New reaction pathway discovered

A novel chemical reaction pathway on titanium dioxide (TiO2), a useful photocatalytic material, has been successfully demonstrated by manipulating an atomic defect using the probe of a scanning tunneling microscope (STM). The new reaction mechanism is based around an applied electric field, which reduces the width of the reaction barrier, allowing hydrogen atoms to tunnel away from the surface.

As the action could lead to the manipulation of the atomic-scale transport channels of hydrogen, there could be many applications for such a mechanism, particularly in future approaches to hydrogen storage (or transport), with hydrogen is being seen as a clean and renewable alternative to the use of hydrocarbons, and also in the design of nanoscale switching devices.

“The new reaction pathway could be exploited in nanoscale switching devices and hydrogen storage technology."Taketoshi Minato

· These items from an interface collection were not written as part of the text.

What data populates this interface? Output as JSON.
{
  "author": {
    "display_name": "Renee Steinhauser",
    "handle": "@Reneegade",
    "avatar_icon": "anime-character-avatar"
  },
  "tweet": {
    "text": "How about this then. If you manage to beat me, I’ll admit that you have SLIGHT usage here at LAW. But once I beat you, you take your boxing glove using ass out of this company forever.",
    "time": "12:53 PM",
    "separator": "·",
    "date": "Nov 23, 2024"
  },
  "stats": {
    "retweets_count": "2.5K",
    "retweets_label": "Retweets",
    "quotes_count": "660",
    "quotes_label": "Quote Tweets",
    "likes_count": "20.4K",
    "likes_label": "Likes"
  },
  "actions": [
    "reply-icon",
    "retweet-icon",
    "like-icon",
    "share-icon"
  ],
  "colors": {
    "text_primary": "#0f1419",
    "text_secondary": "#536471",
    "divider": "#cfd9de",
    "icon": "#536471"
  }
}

The study, published in ACS Nano [Minato et al. ACS Nano (2015) DOI: 10.1021/acsnano.5b01607], by a team, from Tohoku University, RIKEN, the University of Tokyo, Chiba University and University College London, used STM to directly visualize single hydrogen ions, a common atomic defect on TiO2. The approach allowed the surface structure of a solid surface to be observed on an atomic scale, achieved by scanning a sharp probe across the surface and then monitoring the tunneling current.

They managed to desorb individual hydrogen ions from the surface by using the STM probe to apply electrical pulses to the hydrogen. In addition to injecting electrons into the sample, the pulse produces an electric field that, rather than facilitating desorption by reducing the barrier height, causes a reduction in its width, which, when coupled with the electron excitation induced by the STM tip, leads to the tunneling desorption of the hydrogen.

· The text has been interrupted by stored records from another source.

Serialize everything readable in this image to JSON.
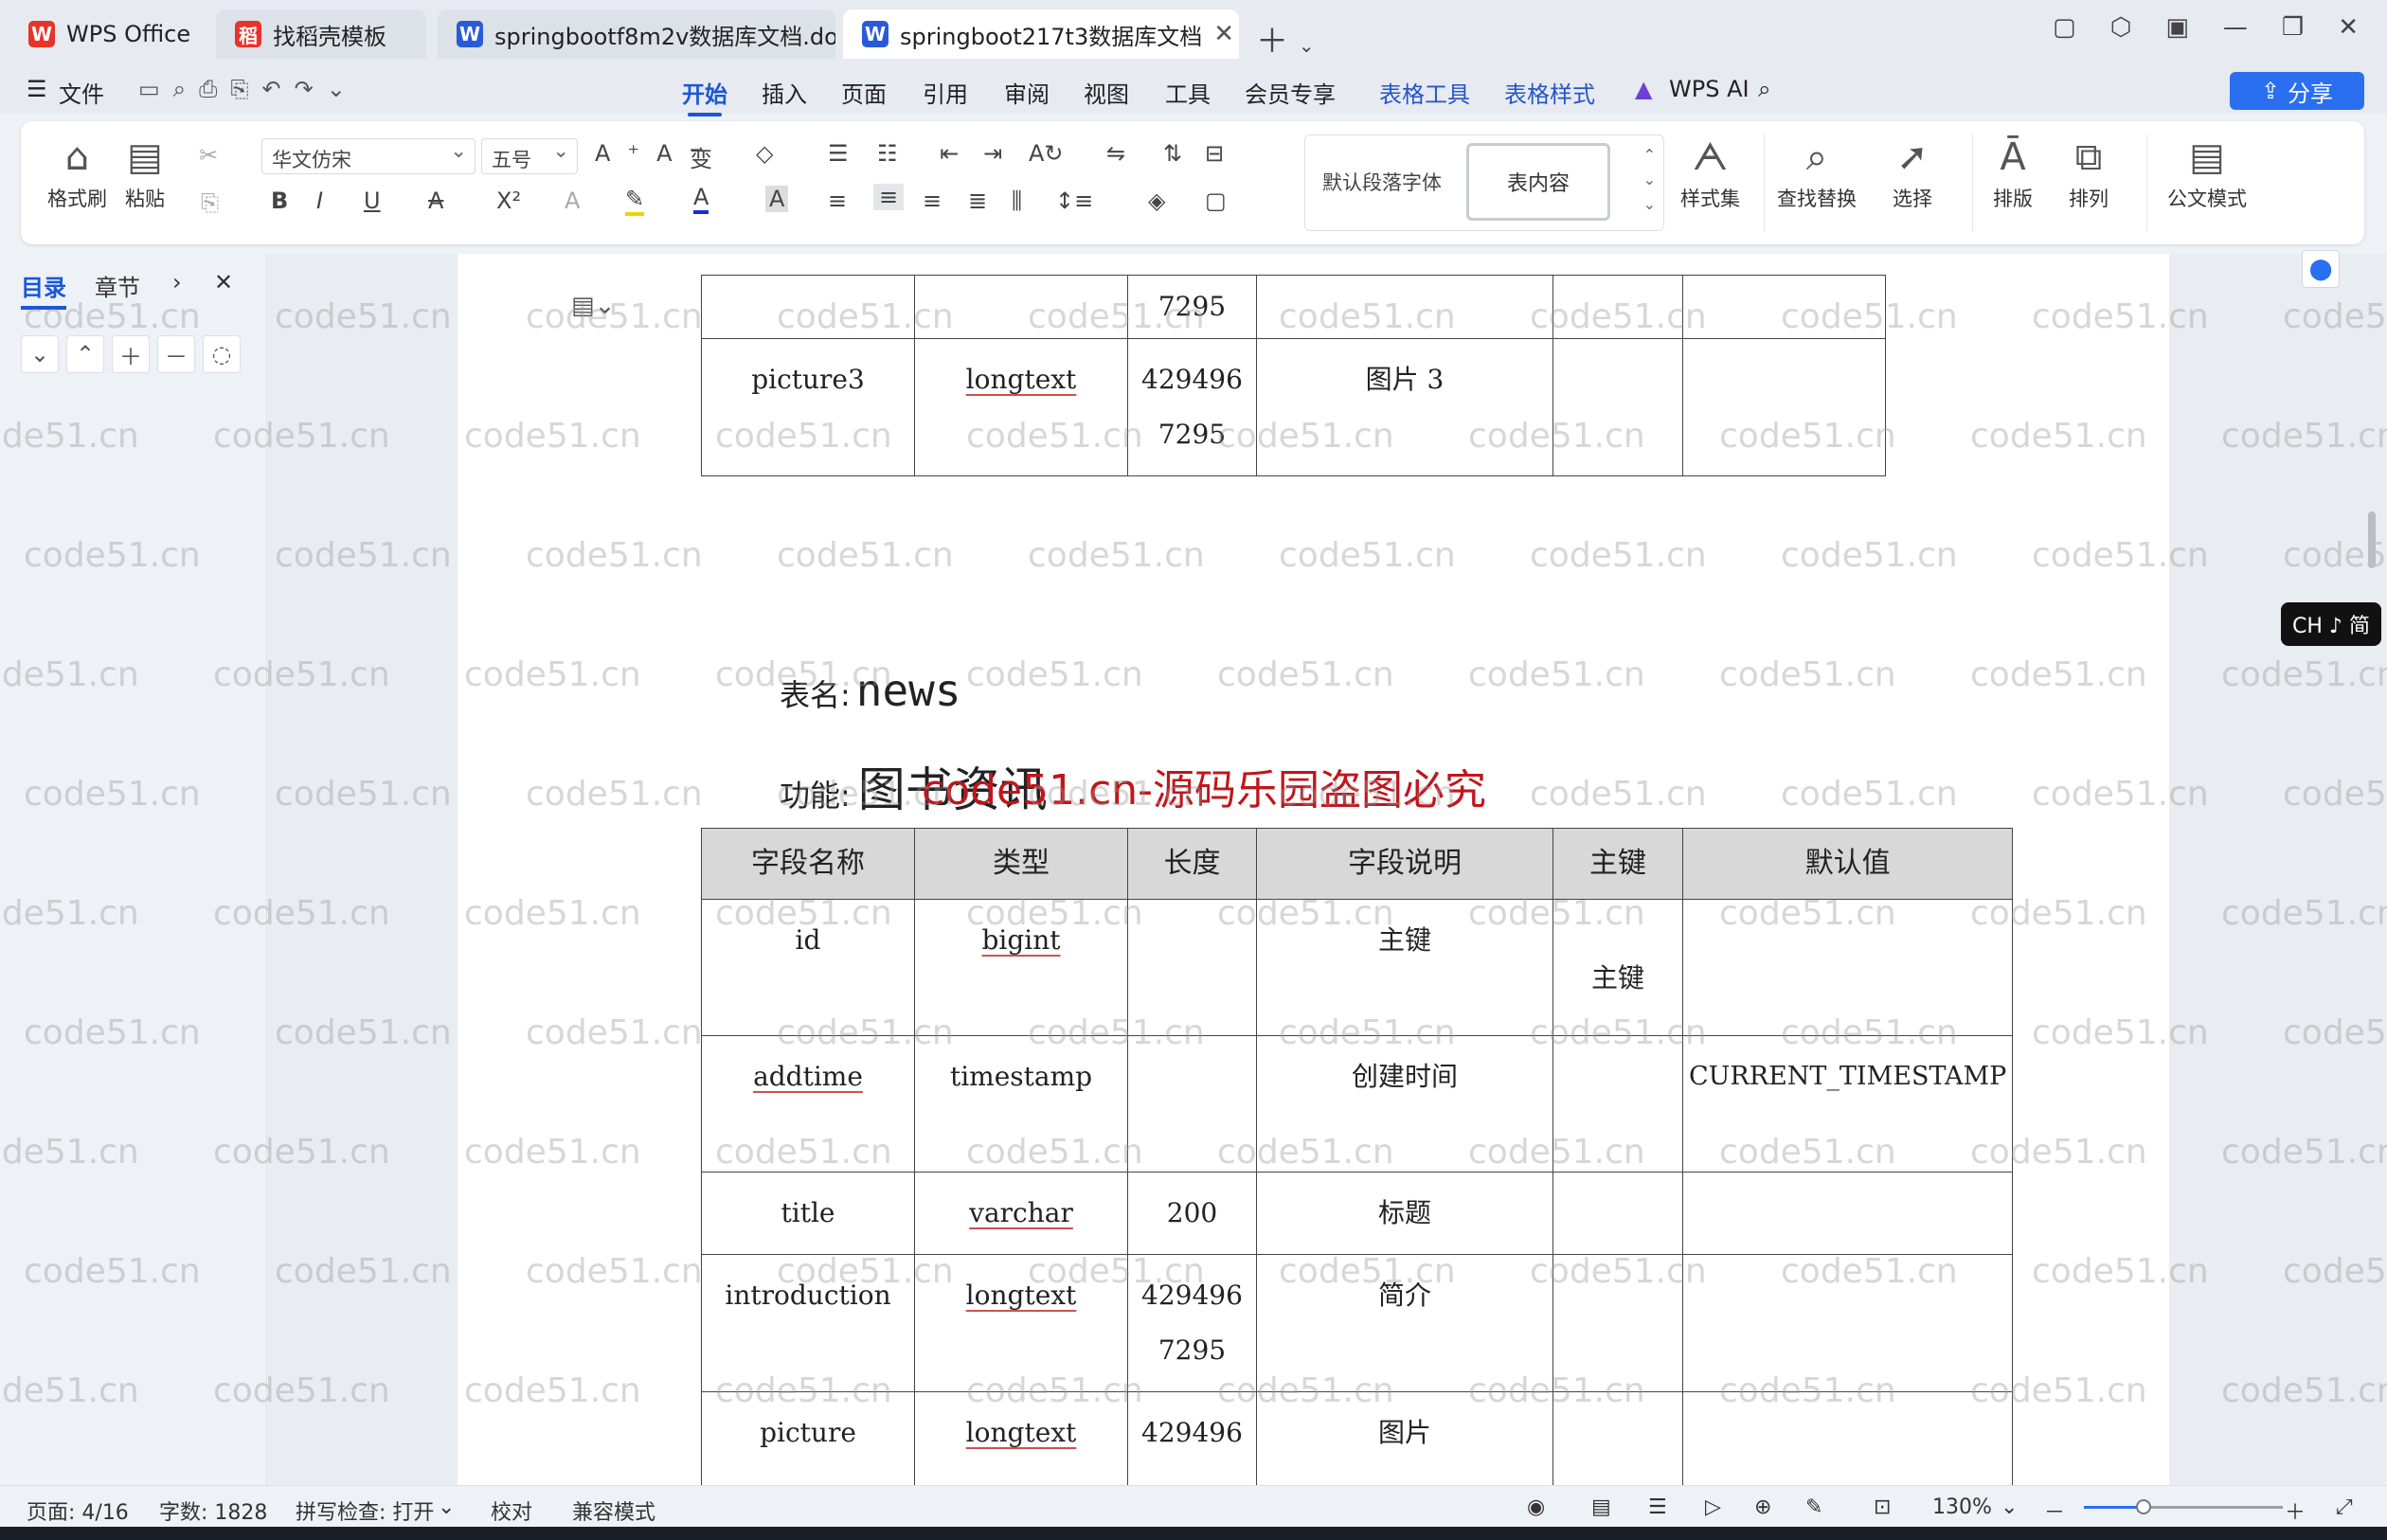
{
  "tabs": [
    {
      "label": "WPS Office",
      "color": "#e8332a",
      "glyph": "W"
    },
    {
      "label": "找稻壳模板",
      "color": "#e8332a",
      "glyph": "稻"
    },
    {
      "label": "springbootf8m2v数据库文档.doc",
      "color": "#2a5bd7",
      "glyph": "W"
    },
    {
      "label": "springboot217t3数据库文档",
      "color": "#2a5bd7",
      "glyph": "W"
    }
  ],
  "menu": {
    "file": "文件",
    "items": [
      "开始",
      "插入",
      "页面",
      "引用",
      "审阅",
      "视图",
      "工具",
      "会员专享",
      "表格工具",
      "表格样式"
    ],
    "wps_ai": "WPS AI",
    "share": "分享"
  },
  "ribbon": {
    "format_painter": "格式刷",
    "paste": "粘贴",
    "font_name": "华文仿宋",
    "font_size": "五号",
    "style_default": "默认段落字体",
    "style_current": "表内容",
    "style_set": "样式集",
    "find_replace": "查找替换",
    "select": "选择",
    "layout": "排版",
    "arrange": "排列",
    "official_mode": "公文模式"
  },
  "nav": {
    "tab_toc": "目录",
    "tab_chapter": "章节"
  },
  "document": {
    "prev_table_rows": [
      [
        "",
        "",
        "7295",
        "",
        "",
        ""
      ],
      [
        "picture3",
        "longtext",
        "429496 7295",
        "图片 3",
        "",
        ""
      ]
    ],
    "table_name_label": "表名:",
    "table_name": "news",
    "function_label": "功能:",
    "function_value": "图书资讯",
    "watermark_notice": "code51.cn-源码乐园盗图必究",
    "headers": [
      "字段名称",
      "类型",
      "长度",
      "字段说明",
      "主键",
      "默认值"
    ],
    "rows": [
      [
        "id",
        "bigint",
        "",
        "主键",
        "主键",
        ""
      ],
      [
        "addtime",
        "timestamp",
        "",
        "创建时间",
        "",
        "CURRENT_TIMESTAMP"
      ],
      [
        "title",
        "varchar",
        "200",
        "标题",
        "",
        ""
      ],
      [
        "introduction",
        "longtext",
        "429496 7295",
        "简介",
        "",
        ""
      ],
      [
        "picture",
        "longtext",
        "429496",
        "图片",
        "",
        ""
      ]
    ],
    "watermark": "code51.cn"
  },
  "ime": "CH ♪ 简",
  "status": {
    "page": "页面: 4/16",
    "words": "字数: 1828",
    "spell": "拼写检查: 打开",
    "proof": "校对",
    "compat": "兼容模式",
    "zoom": "130%",
    "zoom_level": 0.3
  }
}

The team had previously explored the reaction mechanism of single molecules on metals by using STM, and realized the technique could be applied for the manipulation of defects on TiO2. As lead author Taketoshi Minato said, “The new reaction pathway could be exploited in nanoscale switching devices and hydrogen storage technology. For instance, electric fields could be used to extract hydrogen from a TiO2-based storage device”.

The approach could be applied to the manipulation of other defects, such as hydrogen defects on other oxides, which this reaction pathway could be valid. However, for the mechanism to also facilitate hydrogen storage its applicability for a macro-scale reaction needs to be investigated; and to establish its potential as a switching device, the performance of the reaction in terms of factors such as speed, conversion efficiency and cyclability should be assessed.